- EXERCISE INSTRUCTIONS
Give back the full data, retyped precisely.

- EXTRACTED DATA
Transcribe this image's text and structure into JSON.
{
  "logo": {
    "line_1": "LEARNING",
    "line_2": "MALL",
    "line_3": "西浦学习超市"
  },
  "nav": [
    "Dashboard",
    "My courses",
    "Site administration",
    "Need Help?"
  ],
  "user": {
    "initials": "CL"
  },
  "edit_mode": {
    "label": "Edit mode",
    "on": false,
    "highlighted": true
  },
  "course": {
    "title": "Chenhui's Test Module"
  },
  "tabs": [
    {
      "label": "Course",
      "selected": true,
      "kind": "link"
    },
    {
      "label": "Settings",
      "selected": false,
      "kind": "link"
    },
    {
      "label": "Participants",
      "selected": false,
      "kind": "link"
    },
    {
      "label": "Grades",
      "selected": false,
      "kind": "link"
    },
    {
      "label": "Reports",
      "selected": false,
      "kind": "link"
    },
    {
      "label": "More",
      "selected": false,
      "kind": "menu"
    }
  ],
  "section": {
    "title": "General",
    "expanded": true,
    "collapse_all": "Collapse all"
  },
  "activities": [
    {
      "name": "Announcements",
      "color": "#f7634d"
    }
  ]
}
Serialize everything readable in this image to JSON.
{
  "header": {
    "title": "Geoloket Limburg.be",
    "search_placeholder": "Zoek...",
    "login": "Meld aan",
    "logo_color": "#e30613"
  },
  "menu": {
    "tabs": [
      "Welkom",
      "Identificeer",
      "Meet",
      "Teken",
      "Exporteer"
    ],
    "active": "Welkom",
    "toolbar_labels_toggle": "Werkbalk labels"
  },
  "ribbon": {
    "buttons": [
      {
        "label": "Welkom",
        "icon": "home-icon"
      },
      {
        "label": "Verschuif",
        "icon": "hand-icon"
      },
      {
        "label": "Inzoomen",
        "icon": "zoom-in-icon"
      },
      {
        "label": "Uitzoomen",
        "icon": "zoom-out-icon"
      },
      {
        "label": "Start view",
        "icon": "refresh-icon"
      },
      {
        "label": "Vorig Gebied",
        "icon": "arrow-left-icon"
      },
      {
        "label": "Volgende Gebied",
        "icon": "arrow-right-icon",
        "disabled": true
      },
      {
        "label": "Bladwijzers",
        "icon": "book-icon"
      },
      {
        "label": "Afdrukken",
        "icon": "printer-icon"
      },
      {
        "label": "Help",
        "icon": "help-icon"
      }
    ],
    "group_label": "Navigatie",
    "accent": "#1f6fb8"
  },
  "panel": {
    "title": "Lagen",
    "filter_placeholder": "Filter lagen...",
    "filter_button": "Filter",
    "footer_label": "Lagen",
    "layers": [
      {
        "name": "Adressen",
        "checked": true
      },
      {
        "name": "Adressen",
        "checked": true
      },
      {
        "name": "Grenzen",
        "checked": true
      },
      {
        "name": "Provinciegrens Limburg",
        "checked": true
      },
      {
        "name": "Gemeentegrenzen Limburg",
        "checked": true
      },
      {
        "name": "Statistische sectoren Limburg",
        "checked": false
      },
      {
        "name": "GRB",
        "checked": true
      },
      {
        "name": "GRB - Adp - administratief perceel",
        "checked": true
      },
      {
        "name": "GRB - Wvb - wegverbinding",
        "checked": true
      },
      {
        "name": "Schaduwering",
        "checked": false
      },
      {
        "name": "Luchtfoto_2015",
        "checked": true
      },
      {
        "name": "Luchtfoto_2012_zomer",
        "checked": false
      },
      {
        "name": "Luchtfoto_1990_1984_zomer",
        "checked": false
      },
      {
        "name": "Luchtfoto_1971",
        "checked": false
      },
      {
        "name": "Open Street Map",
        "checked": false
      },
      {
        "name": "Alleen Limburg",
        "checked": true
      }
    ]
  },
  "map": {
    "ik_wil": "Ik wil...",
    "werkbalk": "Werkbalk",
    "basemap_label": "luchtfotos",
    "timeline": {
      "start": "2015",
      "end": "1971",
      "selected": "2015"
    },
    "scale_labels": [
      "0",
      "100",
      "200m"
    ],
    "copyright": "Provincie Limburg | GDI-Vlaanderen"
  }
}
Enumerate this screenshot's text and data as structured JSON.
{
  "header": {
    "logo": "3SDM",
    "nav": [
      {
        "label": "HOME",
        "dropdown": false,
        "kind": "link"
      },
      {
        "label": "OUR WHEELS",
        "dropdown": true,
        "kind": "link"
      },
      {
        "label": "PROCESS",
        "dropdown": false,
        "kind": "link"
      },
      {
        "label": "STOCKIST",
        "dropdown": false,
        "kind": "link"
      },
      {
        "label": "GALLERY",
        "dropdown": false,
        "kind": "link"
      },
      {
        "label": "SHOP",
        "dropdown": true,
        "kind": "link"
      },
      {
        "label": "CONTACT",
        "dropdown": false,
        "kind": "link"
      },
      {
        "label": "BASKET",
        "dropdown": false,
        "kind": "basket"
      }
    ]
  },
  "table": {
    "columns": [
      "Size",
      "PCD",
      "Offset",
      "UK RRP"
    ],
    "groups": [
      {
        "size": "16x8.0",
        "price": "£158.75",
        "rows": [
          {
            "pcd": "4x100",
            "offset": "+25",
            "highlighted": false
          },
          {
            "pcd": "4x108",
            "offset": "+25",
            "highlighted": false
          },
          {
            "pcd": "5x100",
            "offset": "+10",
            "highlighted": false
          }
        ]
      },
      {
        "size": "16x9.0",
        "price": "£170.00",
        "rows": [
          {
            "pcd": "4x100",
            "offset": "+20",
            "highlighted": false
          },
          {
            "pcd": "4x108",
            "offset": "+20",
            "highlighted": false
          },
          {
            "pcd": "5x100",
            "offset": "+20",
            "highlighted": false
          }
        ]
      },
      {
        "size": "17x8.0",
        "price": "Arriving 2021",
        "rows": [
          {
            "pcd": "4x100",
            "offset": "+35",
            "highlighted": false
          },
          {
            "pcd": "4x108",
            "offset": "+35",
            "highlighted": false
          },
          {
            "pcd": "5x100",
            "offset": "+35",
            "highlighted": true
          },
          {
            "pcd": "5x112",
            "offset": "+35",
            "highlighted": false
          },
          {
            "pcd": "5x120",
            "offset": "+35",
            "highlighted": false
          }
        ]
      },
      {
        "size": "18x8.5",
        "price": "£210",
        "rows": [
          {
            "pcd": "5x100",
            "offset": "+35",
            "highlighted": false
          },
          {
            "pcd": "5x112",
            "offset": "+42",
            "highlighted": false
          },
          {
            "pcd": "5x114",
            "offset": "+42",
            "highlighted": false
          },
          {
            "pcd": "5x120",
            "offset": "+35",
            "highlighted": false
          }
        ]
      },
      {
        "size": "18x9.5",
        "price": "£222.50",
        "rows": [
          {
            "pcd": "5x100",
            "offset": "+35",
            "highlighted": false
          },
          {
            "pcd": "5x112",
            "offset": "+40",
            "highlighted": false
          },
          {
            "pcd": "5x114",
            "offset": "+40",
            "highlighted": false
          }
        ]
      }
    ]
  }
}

- ANSWER TO THIS TASK
Transcribe this image's text and structure into JSON.
{
  "logo": {
    "line_1": "LEARNING",
    "line_2": "MALL",
    "line_3": "西浦学习超市"
  },
  "nav": [
    "Dashboard",
    "My courses",
    "Site administration",
    "Need Help?"
  ],
  "user": {
    "initials": "CL"
  },
  "edit_mode": {
    "label": "Edit mode",
    "on": false,
    "highlighted": true
  },
  "course": {
    "title": "Chenhui's Test Module"
  },
  "tabs": [
    {
      "label": "Course",
      "selected": true,
      "kind": "link"
    },
    {
      "label": "Settings",
      "selected": false,
      "kind": "link"
    },
    {
      "label": "Participants",
      "selected": false,
      "kind": "link"
    },
    {
      "label": "Grades",
      "selected": false,
      "kind": "link"
    },
    {
      "label": "Reports",
      "selected": false,
      "kind": "link"
    },
    {
      "label": "More",
      "selected": false,
      "kind": "menu"
    }
  ],
  "section": {
    "title": "General",
    "expanded": true,
    "collapse_all": "Collapse all"
  },
  "activities": [
    {
      "name": "Announcements",
      "color": "#f7634d"
    }
  ]
}
Serialize everything readable in this image to JSON.
{
  "header": {
    "title": "Geoloket Limburg.be",
    "search_placeholder": "Zoek...",
    "login": "Meld aan",
    "logo_color": "#e30613"
  },
  "menu": {
    "tabs": [
      "Welkom",
      "Identificeer",
      "Meet",
      "Teken",
      "Exporteer"
    ],
    "active": "Welkom",
    "toolbar_labels_toggle": "Werkbalk labels"
  },
  "ribbon": {
    "buttons": [
      {
        "label": "Welkom",
        "icon": "home-icon"
      },
      {
        "label": "Verschuif",
        "icon": "hand-icon"
      },
      {
        "label": "Inzoomen",
        "icon": "zoom-in-icon"
      },
      {
        "label": "Uitzoomen",
        "icon": "zoom-out-icon"
      },
      {
        "label": "Start view",
        "icon": "refresh-icon"
      },
      {
        "label": "Vorig Gebied",
        "icon": "arrow-left-icon"
      },
      {
        "label": "Volgende Gebied",
        "icon": "arrow-right-icon",
        "disabled": true
      },
      {
        "label": "Bladwijzers",
        "icon": "book-icon"
      },
      {
        "label": "Afdrukken",
        "icon": "printer-icon"
      },
      {
        "label": "Help",
        "icon": "help-icon"
      }
    ],
    "group_label": "Navigatie",
    "accent": "#1f6fb8"
  },
  "panel": {
    "title": "Lagen",
    "filter_placeholder": "Filter lagen...",
    "filter_button": "Filter",
    "footer_label": "Lagen",
    "layers": [
      {
        "name": "Adressen",
        "checked": true
      },
      {
        "name": "Adressen",
        "checked": true
      },
      {
        "name": "Grenzen",
        "checked": true
      },
      {
        "name": "Provinciegrens Limburg",
        "checked": true
      },
      {
        "name": "Gemeentegrenzen Limburg",
        "checked": true
      },
      {
        "name": "Statistische sectoren Limburg",
        "checked": false
      },
      {
        "name": "GRB",
        "checked": true
      },
      {
        "name": "GRB - Adp - administratief perceel",
        "checked": true
      },
      {
        "name": "GRB - Wvb - wegverbinding",
        "checked": true
      },
      {
        "name": "Schaduwering",
        "checked": false
      },
      {
        "name": "Luchtfoto_2015",
        "checked": true
      },
      {
        "name": "Luchtfoto_2012_zomer",
        "checked": false
      },
      {
        "name": "Luchtfoto_1990_1984_zomer",
        "checked": false
      },
      {
        "name": "Luchtfoto_1971",
        "checked": false
      },
      {
        "name": "Open Street Map",
        "checked": false
      },
      {
        "name": "Alleen Limburg",
        "checked": true
      }
    ]
  },
  "map": {
    "ik_wil": "Ik wil...",
    "werkbalk": "Werkbalk",
    "basemap_label": "luchtfotos",
    "timeline": {
      "start": "2015",
      "end": "1971",
      "selected": "2015"
    },
    "scale_labels": [
      "0",
      "100",
      "200m"
    ],
    "copyright": "Provincie Limburg | GDI-Vlaanderen"
  }
}
Enumerate this screenshot's text and data as structured JSON.
{
  "header": {
    "logo": "3SDM",
    "nav": [
      {
        "label": "HOME",
        "dropdown": false,
        "kind": "link"
      },
      {
        "label": "OUR WHEELS",
        "dropdown": true,
        "kind": "link"
      },
      {
        "label": "PROCESS",
        "dropdown": false,
        "kind": "link"
      },
      {
        "label": "STOCKIST",
        "dropdown": false,
        "kind": "link"
      },
      {
        "label": "GALLERY",
        "dropdown": false,
        "kind": "link"
      },
      {
        "label": "SHOP",
        "dropdown": true,
        "kind": "link"
      },
      {
        "label": "CONTACT",
        "dropdown": false,
        "kind": "link"
      },
      {
        "label": "BASKET",
        "dropdown": false,
        "kind": "basket"
      }
    ]
  },
  "table": {
    "columns": [
      "Size",
      "PCD",
      "Offset",
      "UK RRP"
    ],
    "groups": [
      {
        "size": "16x8.0",
        "price": "£158.75",
        "rows": [
          {
            "pcd": "4x100",
            "offset": "+25",
            "highlighted": false
          },
          {
            "pcd": "4x108",
            "offset": "+25",
            "highlighted": false
          },
          {
            "pcd": "5x100",
            "offset": "+10",
            "highlighted": false
          }
        ]
      },
      {
        "size": "16x9.0",
        "price": "£170.00",
        "rows": [
          {
            "pcd": "4x100",
            "offset": "+20",
            "highlighted": false
          },
          {
            "pcd": "4x108",
            "offset": "+20",
            "highlighted": false
          },
          {
            "pcd": "5x100",
            "offset": "+20",
            "highlighted": false
          }
        ]
      },
      {
        "size": "17x8.0",
        "price": "Arriving 2021",
        "rows": [
          {
            "pcd": "4x100",
            "offset": "+35",
            "highlighted": false
          },
          {
            "pcd": "4x108",
            "offset": "+35",
            "highlighted": false
          },
          {
            "pcd": "5x100",
            "offset": "+35",
            "highlighted": true
          },
          {
            "pcd": "5x112",
            "offset": "+35",
            "highlighted": false
          },
          {
            "pcd": "5x120",
            "offset": "+35",
            "highlighted": false
          }
        ]
      },
      {
        "size": "18x8.5",
        "price": "£210",
        "rows": [
          {
            "pcd": "5x100",
            "offset": "+35",
            "highlighted": false
          },
          {
            "pcd": "5x112",
            "offset": "+42",
            "highlighted": false
          },
          {
            "pcd": "5x114",
            "offset": "+42",
            "highlighted": false
          },
          {
            "pcd": "5x120",
            "offset": "+35",
            "highlighted": false
          }
        ]
      },
      {
        "size": "18x9.5",
        "price": "£222.50",
        "rows": [
          {
            "pcd": "5x100",
            "offset": "+35",
            "highlighted": false
          },
          {
            "pcd": "5x112",
            "offset": "+40",
            "highlighted": false
          },
          {
            "pcd": "5x114",
            "offset": "+40",
            "highlighted": false
          }
        ]
      }
    ]
  }
}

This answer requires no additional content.